[Items from an interface collection]

++++++++++

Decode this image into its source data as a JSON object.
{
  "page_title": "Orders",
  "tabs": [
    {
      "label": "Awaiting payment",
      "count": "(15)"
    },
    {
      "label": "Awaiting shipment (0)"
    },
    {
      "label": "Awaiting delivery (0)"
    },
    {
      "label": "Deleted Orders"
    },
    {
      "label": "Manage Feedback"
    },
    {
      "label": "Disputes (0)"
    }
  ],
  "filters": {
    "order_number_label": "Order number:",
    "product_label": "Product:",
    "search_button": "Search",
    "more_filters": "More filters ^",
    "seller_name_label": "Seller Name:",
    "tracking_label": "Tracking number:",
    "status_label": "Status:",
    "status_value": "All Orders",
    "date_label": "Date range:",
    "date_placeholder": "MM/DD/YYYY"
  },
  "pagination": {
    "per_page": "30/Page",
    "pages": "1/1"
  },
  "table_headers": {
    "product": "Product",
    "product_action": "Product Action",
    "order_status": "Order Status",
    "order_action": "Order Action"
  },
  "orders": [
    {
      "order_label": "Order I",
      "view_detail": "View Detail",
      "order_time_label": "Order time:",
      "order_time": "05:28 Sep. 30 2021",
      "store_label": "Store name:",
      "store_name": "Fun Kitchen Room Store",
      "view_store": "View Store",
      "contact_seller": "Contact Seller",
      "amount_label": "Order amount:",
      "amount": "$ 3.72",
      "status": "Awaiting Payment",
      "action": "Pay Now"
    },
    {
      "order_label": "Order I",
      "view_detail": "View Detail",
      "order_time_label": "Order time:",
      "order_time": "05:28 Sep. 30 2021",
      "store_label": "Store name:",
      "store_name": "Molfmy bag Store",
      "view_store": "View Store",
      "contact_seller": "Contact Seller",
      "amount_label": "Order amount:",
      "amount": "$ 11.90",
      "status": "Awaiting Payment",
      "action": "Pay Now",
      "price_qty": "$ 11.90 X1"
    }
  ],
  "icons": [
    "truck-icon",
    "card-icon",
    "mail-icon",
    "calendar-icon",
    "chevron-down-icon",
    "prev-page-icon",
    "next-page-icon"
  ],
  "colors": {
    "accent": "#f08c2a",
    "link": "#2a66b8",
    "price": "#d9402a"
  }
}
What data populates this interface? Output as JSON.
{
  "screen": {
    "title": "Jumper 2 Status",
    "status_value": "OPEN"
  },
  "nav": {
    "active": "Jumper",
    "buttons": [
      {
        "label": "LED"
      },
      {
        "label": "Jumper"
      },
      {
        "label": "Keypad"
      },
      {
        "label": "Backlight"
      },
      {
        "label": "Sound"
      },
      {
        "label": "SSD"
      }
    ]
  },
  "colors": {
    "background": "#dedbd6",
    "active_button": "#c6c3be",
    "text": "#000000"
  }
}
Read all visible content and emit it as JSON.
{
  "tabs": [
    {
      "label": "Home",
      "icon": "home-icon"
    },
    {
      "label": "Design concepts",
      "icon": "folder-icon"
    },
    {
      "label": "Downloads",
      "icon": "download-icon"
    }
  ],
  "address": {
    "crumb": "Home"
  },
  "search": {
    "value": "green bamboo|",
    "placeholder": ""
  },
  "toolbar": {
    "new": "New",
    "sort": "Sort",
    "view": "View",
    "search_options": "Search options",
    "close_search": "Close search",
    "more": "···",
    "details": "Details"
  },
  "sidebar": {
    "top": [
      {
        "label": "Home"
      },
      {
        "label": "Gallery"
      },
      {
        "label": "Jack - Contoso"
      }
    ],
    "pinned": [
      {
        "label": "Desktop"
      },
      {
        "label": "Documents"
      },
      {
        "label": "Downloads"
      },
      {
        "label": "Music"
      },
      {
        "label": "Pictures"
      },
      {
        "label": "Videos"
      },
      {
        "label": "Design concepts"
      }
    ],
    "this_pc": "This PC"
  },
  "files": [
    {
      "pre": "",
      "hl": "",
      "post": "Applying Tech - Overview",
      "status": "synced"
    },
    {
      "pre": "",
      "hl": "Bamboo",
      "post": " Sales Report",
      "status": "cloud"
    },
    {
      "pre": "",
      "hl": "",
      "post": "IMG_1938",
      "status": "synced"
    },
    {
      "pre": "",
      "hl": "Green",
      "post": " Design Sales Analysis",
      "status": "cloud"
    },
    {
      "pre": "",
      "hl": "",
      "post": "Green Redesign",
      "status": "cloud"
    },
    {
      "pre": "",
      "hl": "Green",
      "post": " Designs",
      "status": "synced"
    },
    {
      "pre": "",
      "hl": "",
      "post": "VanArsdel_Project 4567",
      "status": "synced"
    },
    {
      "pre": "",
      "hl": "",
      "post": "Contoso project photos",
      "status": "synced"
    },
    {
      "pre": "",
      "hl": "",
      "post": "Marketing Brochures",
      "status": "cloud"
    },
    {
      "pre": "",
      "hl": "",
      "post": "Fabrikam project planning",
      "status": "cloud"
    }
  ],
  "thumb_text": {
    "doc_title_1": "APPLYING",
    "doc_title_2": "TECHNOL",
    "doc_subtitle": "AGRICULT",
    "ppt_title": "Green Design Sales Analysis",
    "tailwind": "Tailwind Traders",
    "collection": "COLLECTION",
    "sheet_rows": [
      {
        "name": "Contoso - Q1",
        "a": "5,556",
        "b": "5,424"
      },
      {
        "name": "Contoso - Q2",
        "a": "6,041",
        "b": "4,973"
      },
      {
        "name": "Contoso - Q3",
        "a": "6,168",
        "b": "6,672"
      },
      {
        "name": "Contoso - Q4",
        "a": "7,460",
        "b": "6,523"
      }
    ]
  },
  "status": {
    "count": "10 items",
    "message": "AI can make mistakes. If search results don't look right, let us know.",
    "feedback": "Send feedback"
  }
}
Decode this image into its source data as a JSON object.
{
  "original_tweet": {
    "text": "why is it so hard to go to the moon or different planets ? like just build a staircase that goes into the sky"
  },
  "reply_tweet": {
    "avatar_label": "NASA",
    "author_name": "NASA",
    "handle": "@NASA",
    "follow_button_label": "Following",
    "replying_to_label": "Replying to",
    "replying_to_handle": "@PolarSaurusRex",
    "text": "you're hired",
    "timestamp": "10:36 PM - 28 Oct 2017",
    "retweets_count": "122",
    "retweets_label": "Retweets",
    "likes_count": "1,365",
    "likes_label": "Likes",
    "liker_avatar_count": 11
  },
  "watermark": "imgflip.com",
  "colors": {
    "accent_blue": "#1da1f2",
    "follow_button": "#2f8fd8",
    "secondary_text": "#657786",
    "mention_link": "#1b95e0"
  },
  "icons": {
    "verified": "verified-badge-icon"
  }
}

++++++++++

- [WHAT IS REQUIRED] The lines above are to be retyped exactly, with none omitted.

- [SOLUTION TO THE PROBLEM]
Decode this image into its source data as a JSON object.
{
  "page_title": "Orders",
  "tabs": [
    {
      "label": "Awaiting payment",
      "count": "(15)"
    },
    {
      "label": "Awaiting shipment (0)"
    },
    {
      "label": "Awaiting delivery (0)"
    },
    {
      "label": "Deleted Orders"
    },
    {
      "label": "Manage Feedback"
    },
    {
      "label": "Disputes (0)"
    }
  ],
  "filters": {
    "order_number_label": "Order number:",
    "product_label": "Product:",
    "search_button": "Search",
    "more_filters": "More filters ^",
    "seller_name_label": "Seller Name:",
    "tracking_label": "Tracking number:",
    "status_label": "Status:",
    "status_value": "All Orders",
    "date_label": "Date range:",
    "date_placeholder": "MM/DD/YYYY"
  },
  "pagination": {
    "per_page": "30/Page",
    "pages": "1/1"
  },
  "table_headers": {
    "product": "Product",
    "product_action": "Product Action",
    "order_status": "Order Status",
    "order_action": "Order Action"
  },
  "orders": [
    {
      "order_label": "Order I",
      "view_detail": "View Detail",
      "order_time_label": "Order time:",
      "order_time": "05:28 Sep. 30 2021",
      "store_label": "Store name:",
      "store_name": "Fun Kitchen Room Store",
      "view_store": "View Store",
      "contact_seller": "Contact Seller",
      "amount_label": "Order amount:",
      "amount": "$ 3.72",
      "status": "Awaiting Payment",
      "action": "Pay Now"
    },
    {
      "order_label": "Order I",
      "view_detail": "View Detail",
      "order_time_label": "Order time:",
      "order_time": "05:28 Sep. 30 2021",
      "store_label": "Store name:",
      "store_name": "Molfmy bag Store",
      "view_store": "View Store",
      "contact_seller": "Contact Seller",
      "amount_label": "Order amount:",
      "amount": "$ 11.90",
      "status": "Awaiting Payment",
      "action": "Pay Now",
      "price_qty": "$ 11.90 X1"
    }
  ],
  "icons": [
    "truck-icon",
    "card-icon",
    "mail-icon",
    "calendar-icon",
    "chevron-down-icon",
    "prev-page-icon",
    "next-page-icon"
  ],
  "colors": {
    "accent": "#f08c2a",
    "link": "#2a66b8",
    "price": "#d9402a"
  }
}
What data populates this interface? Output as JSON.
{
  "screen": {
    "title": "Jumper 2 Status",
    "status_value": "OPEN"
  },
  "nav": {
    "active": "Jumper",
    "buttons": [
      {
        "label": "LED"
      },
      {
        "label": "Jumper"
      },
      {
        "label": "Keypad"
      },
      {
        "label": "Backlight"
      },
      {
        "label": "Sound"
      },
      {
        "label": "SSD"
      }
    ]
  },
  "colors": {
    "background": "#dedbd6",
    "active_button": "#c6c3be",
    "text": "#000000"
  }
}
Read all visible content and emit it as JSON.
{
  "tabs": [
    {
      "label": "Home",
      "icon": "home-icon"
    },
    {
      "label": "Design concepts",
      "icon": "folder-icon"
    },
    {
      "label": "Downloads",
      "icon": "download-icon"
    }
  ],
  "address": {
    "crumb": "Home"
  },
  "search": {
    "value": "green bamboo|",
    "placeholder": ""
  },
  "toolbar": {
    "new": "New",
    "sort": "Sort",
    "view": "View",
    "search_options": "Search options",
    "close_search": "Close search",
    "more": "···",
    "details": "Details"
  },
  "sidebar": {
    "top": [
      {
        "label": "Home"
      },
      {
        "label": "Gallery"
      },
      {
        "label": "Jack - Contoso"
      }
    ],
    "pinned": [
      {
        "label": "Desktop"
      },
      {
        "label": "Documents"
      },
      {
        "label": "Downloads"
      },
      {
        "label": "Music"
      },
      {
        "label": "Pictures"
      },
      {
        "label": "Videos"
      },
      {
        "label": "Design concepts"
      }
    ],
    "this_pc": "This PC"
  },
  "files": [
    {
      "pre": "",
      "hl": "",
      "post": "Applying Tech - Overview",
      "status": "synced"
    },
    {
      "pre": "",
      "hl": "Bamboo",
      "post": " Sales Report",
      "status": "cloud"
    },
    {
      "pre": "",
      "hl": "",
      "post": "IMG_1938",
      "status": "synced"
    },
    {
      "pre": "",
      "hl": "Green",
      "post": " Design Sales Analysis",
      "status": "cloud"
    },
    {
      "pre": "",
      "hl": "",
      "post": "Green Redesign",
      "status": "cloud"
    },
    {
      "pre": "",
      "hl": "Green",
      "post": " Designs",
      "status": "synced"
    },
    {
      "pre": "",
      "hl": "",
      "post": "VanArsdel_Project 4567",
      "status": "synced"
    },
    {
      "pre": "",
      "hl": "",
      "post": "Contoso project photos",
      "status": "synced"
    },
    {
      "pre": "",
      "hl": "",
      "post": "Marketing Brochures",
      "status": "cloud"
    },
    {
      "pre": "",
      "hl": "",
      "post": "Fabrikam project planning",
      "status": "cloud"
    }
  ],
  "thumb_text": {
    "doc_title_1": "APPLYING",
    "doc_title_2": "TECHNOL",
    "doc_subtitle": "AGRICULT",
    "ppt_title": "Green Design Sales Analysis",
    "tailwind": "Tailwind Traders",
    "collection": "COLLECTION",
    "sheet_rows": [
      {
        "name": "Contoso - Q1",
        "a": "5,556",
        "b": "5,424"
      },
      {
        "name": "Contoso - Q2",
        "a": "6,041",
        "b": "4,973"
      },
      {
        "name": "Contoso - Q3",
        "a": "6,168",
        "b": "6,672"
      },
      {
        "name": "Contoso - Q4",
        "a": "7,460",
        "b": "6,523"
      }
    ]
  },
  "status": {
    "count": "10 items",
    "message": "AI can make mistakes. If search results don't look right, let us know.",
    "feedback": "Send feedback"
  }
}
Decode this image into its source data as a JSON object.
{
  "original_tweet": {
    "text": "why is it so hard to go to the moon or different planets ? like just build a staircase that goes into the sky"
  },
  "reply_tweet": {
    "avatar_label": "NASA",
    "author_name": "NASA",
    "handle": "@NASA",
    "follow_button_label": "Following",
    "replying_to_label": "Replying to",
    "replying_to_handle": "@PolarSaurusRex",
    "text": "you're hired",
    "timestamp": "10:36 PM - 28 Oct 2017",
    "retweets_count": "122",
    "retweets_label": "Retweets",
    "likes_count": "1,365",
    "likes_label": "Likes",
    "liker_avatar_count": 11
  },
  "watermark": "imgflip.com",
  "colors": {
    "accent_blue": "#1da1f2",
    "follow_button": "#2f8fd8",
    "secondary_text": "#657786",
    "mention_link": "#1b95e0"
  },
  "icons": {
    "verified": "verified-badge-icon"
  }
}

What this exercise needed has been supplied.